§ **PROBLEM DESCRIPTION**
Your response should be the complete listing, returned exactly as written.

§ **EXTRACTED RECORDS**
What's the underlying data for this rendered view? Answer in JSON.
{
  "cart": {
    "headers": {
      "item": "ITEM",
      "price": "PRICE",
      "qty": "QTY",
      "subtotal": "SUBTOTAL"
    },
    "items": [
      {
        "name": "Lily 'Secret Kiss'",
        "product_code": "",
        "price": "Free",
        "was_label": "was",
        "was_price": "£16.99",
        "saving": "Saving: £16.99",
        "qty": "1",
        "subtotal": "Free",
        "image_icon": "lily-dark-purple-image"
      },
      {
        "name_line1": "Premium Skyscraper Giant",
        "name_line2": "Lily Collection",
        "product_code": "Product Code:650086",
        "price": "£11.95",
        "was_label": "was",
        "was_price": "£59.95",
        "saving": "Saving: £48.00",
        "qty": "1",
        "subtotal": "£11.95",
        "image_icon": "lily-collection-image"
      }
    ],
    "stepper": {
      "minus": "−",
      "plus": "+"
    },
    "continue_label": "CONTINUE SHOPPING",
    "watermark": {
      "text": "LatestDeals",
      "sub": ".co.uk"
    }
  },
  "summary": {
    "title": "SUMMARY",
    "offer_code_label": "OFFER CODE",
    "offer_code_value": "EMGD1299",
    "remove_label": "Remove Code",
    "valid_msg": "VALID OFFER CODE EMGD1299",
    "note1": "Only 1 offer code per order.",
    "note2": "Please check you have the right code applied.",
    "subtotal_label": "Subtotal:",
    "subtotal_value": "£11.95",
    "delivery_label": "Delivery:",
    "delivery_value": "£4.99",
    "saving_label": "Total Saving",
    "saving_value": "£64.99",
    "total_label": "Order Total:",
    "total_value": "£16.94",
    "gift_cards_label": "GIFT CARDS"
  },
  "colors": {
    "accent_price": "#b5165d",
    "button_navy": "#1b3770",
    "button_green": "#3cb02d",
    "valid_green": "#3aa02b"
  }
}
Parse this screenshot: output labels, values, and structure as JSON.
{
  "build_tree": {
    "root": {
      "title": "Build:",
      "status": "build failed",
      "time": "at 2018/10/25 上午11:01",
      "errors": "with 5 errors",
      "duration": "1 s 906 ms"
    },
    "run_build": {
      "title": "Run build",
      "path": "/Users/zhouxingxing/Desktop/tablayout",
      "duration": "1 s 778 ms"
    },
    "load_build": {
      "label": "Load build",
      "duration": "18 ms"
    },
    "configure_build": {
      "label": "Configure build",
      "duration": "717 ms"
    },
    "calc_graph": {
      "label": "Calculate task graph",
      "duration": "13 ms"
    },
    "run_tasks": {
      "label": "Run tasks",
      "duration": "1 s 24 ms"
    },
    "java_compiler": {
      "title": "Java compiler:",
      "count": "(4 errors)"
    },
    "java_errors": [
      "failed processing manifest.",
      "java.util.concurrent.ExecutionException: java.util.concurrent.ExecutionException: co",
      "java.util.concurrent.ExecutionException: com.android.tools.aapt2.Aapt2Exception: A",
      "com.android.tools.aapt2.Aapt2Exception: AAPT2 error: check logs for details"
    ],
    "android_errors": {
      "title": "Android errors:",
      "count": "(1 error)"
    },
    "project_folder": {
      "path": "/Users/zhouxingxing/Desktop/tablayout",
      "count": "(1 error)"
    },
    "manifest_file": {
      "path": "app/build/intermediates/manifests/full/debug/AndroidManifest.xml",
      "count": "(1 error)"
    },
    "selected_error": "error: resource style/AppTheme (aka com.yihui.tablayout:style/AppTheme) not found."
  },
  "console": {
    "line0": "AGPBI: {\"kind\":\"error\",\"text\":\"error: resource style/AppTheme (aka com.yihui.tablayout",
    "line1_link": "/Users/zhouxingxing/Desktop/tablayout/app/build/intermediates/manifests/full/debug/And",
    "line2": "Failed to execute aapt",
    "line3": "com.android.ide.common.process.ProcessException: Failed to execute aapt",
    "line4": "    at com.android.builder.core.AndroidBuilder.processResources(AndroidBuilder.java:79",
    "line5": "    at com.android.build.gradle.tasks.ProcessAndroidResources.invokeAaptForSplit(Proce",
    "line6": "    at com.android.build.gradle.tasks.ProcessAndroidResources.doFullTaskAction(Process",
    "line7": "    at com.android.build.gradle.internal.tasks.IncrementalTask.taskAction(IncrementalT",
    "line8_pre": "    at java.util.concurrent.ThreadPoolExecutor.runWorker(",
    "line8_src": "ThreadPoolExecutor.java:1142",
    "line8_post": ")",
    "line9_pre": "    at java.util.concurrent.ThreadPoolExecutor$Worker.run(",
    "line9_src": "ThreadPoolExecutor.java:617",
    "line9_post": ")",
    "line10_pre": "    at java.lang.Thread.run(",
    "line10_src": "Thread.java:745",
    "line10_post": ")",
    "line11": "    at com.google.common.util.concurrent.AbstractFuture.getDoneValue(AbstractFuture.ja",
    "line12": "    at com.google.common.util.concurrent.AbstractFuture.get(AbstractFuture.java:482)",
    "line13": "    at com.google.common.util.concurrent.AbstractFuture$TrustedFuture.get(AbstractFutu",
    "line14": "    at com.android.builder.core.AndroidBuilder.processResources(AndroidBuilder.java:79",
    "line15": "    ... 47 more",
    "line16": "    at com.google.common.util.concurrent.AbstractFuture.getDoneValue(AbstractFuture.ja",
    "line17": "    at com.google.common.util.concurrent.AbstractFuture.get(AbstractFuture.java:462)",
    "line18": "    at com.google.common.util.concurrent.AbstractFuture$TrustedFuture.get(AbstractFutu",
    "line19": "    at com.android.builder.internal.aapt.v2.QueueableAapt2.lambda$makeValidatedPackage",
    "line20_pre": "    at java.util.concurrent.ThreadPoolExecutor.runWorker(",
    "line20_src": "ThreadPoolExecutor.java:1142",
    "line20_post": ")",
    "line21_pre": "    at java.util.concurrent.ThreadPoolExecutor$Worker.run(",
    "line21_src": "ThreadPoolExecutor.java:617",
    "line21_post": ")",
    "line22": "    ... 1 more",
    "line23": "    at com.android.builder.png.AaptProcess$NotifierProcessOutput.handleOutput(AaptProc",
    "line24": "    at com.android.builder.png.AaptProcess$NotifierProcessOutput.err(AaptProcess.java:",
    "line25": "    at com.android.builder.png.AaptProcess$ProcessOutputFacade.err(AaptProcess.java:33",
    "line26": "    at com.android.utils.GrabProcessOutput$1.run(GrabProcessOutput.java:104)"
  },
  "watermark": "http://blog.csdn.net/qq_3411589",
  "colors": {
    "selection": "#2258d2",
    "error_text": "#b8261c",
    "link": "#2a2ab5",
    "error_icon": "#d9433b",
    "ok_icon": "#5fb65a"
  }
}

§ **EXERCISE RESULT**
What's the underlying data for this rendered view? Answer in JSON.
{
  "cart": {
    "headers": {
      "item": "ITEM",
      "price": "PRICE",
      "qty": "QTY",
      "subtotal": "SUBTOTAL"
    },
    "items": [
      {
        "name": "Lily 'Secret Kiss'",
        "product_code": "",
        "price": "Free",
        "was_label": "was",
        "was_price": "£16.99",
        "saving": "Saving: £16.99",
        "qty": "1",
        "subtotal": "Free",
        "image_icon": "lily-dark-purple-image"
      },
      {
        "name_line1": "Premium Skyscraper Giant",
        "name_line2": "Lily Collection",
        "product_code": "Product Code:650086",
        "price": "£11.95",
        "was_label": "was",
        "was_price": "£59.95",
        "saving": "Saving: £48.00",
        "qty": "1",
        "subtotal": "£11.95",
        "image_icon": "lily-collection-image"
      }
    ],
    "stepper": {
      "minus": "−",
      "plus": "+"
    },
    "continue_label": "CONTINUE SHOPPING",
    "watermark": {
      "text": "LatestDeals",
      "sub": ".co.uk"
    }
  },
  "summary": {
    "title": "SUMMARY",
    "offer_code_label": "OFFER CODE",
    "offer_code_value": "EMGD1299",
    "remove_label": "Remove Code",
    "valid_msg": "VALID OFFER CODE EMGD1299",
    "note1": "Only 1 offer code per order.",
    "note2": "Please check you have the right code applied.",
    "subtotal_label": "Subtotal:",
    "subtotal_value": "£11.95",
    "delivery_label": "Delivery:",
    "delivery_value": "£4.99",
    "saving_label": "Total Saving",
    "saving_value": "£64.99",
    "total_label": "Order Total:",
    "total_value": "£16.94",
    "gift_cards_label": "GIFT CARDS"
  },
  "colors": {
    "accent_price": "#b5165d",
    "button_navy": "#1b3770",
    "button_green": "#3cb02d",
    "valid_green": "#3aa02b"
  }
}
Parse this screenshot: output labels, values, and structure as JSON.
{
  "build_tree": {
    "root": {
      "title": "Build:",
      "status": "build failed",
      "time": "at 2018/10/25 上午11:01",
      "errors": "with 5 errors",
      "duration": "1 s 906 ms"
    },
    "run_build": {
      "title": "Run build",
      "path": "/Users/zhouxingxing/Desktop/tablayout",
      "duration": "1 s 778 ms"
    },
    "load_build": {
      "label": "Load build",
      "duration": "18 ms"
    },
    "configure_build": {
      "label": "Configure build",
      "duration": "717 ms"
    },
    "calc_graph": {
      "label": "Calculate task graph",
      "duration": "13 ms"
    },
    "run_tasks": {
      "label": "Run tasks",
      "duration": "1 s 24 ms"
    },
    "java_compiler": {
      "title": "Java compiler:",
      "count": "(4 errors)"
    },
    "java_errors": [
      "failed processing manifest.",
      "java.util.concurrent.ExecutionException: java.util.concurrent.ExecutionException: co",
      "java.util.concurrent.ExecutionException: com.android.tools.aapt2.Aapt2Exception: A",
      "com.android.tools.aapt2.Aapt2Exception: AAPT2 error: check logs for details"
    ],
    "android_errors": {
      "title": "Android errors:",
      "count": "(1 error)"
    },
    "project_folder": {
      "path": "/Users/zhouxingxing/Desktop/tablayout",
      "count": "(1 error)"
    },
    "manifest_file": {
      "path": "app/build/intermediates/manifests/full/debug/AndroidManifest.xml",
      "count": "(1 error)"
    },
    "selected_error": "error: resource style/AppTheme (aka com.yihui.tablayout:style/AppTheme) not found."
  },
  "console": {
    "line0": "AGPBI: {\"kind\":\"error\",\"text\":\"error: resource style/AppTheme (aka com.yihui.tablayout",
    "line1_link": "/Users/zhouxingxing/Desktop/tablayout/app/build/intermediates/manifests/full/debug/And",
    "line2": "Failed to execute aapt",
    "line3": "com.android.ide.common.process.ProcessException: Failed to execute aapt",
    "line4": "    at com.android.builder.core.AndroidBuilder.processResources(AndroidBuilder.java:79",
    "line5": "    at com.android.build.gradle.tasks.ProcessAndroidResources.invokeAaptForSplit(Proce",
    "line6": "    at com.android.build.gradle.tasks.ProcessAndroidResources.doFullTaskAction(Process",
    "line7": "    at com.android.build.gradle.internal.tasks.IncrementalTask.taskAction(IncrementalT",
    "line8_pre": "    at java.util.concurrent.ThreadPoolExecutor.runWorker(",
    "line8_src": "ThreadPoolExecutor.java:1142",
    "line8_post": ")",
    "line9_pre": "    at java.util.concurrent.ThreadPoolExecutor$Worker.run(",
    "line9_src": "ThreadPoolExecutor.java:617",
    "line9_post": ")",
    "line10_pre": "    at java.lang.Thread.run(",
    "line10_src": "Thread.java:745",
    "line10_post": ")",
    "line11": "    at com.google.common.util.concurrent.AbstractFuture.getDoneValue(AbstractFuture.ja",
    "line12": "    at com.google.common.util.concurrent.AbstractFuture.get(AbstractFuture.java:482)",
    "line13": "    at com.google.common.util.concurrent.AbstractFuture$TrustedFuture.get(AbstractFutu",
    "line14": "    at com.android.builder.core.AndroidBuilder.processResources(AndroidBuilder.java:79",
    "line15": "    ... 47 more",
    "line16": "    at com.google.common.util.concurrent.AbstractFuture.getDoneValue(AbstractFuture.ja",
    "line17": "    at com.google.common.util.concurrent.AbstractFuture.get(AbstractFuture.java:462)",
    "line18": "    at com.google.common.util.concurrent.AbstractFuture$TrustedFuture.get(AbstractFutu",
    "line19": "    at com.android.builder.internal.aapt.v2.QueueableAapt2.lambda$makeValidatedPackage",
    "line20_pre": "    at java.util.concurrent.ThreadPoolExecutor.runWorker(",
    "line20_src": "ThreadPoolExecutor.java:1142",
    "line20_post": ")",
    "line21_pre": "    at java.util.concurrent.ThreadPoolExecutor$Worker.run(",
    "line21_src": "ThreadPoolExecutor.java:617",
    "line21_post": ")",
    "line22": "    ... 1 more",
    "line23": "    at com.android.builder.png.AaptProcess$NotifierProcessOutput.handleOutput(AaptProc",
    "line24": "    at com.android.builder.png.AaptProcess$NotifierProcessOutput.err(AaptProcess.java:",
    "line25": "    at com.android.builder.png.AaptProcess$ProcessOutputFacade.err(AaptProcess.java:33",
    "line26": "    at com.android.utils.GrabProcessOutput$1.run(GrabProcessOutput.java:104)"
  },
  "watermark": "http://blog.csdn.net/qq_3411589",
  "colors": {
    "selection": "#2258d2",
    "error_text": "#b8261c",
    "link": "#2a2ab5",
    "error_icon": "#d9433b",
    "ok_icon": "#5fb65a"
  }
}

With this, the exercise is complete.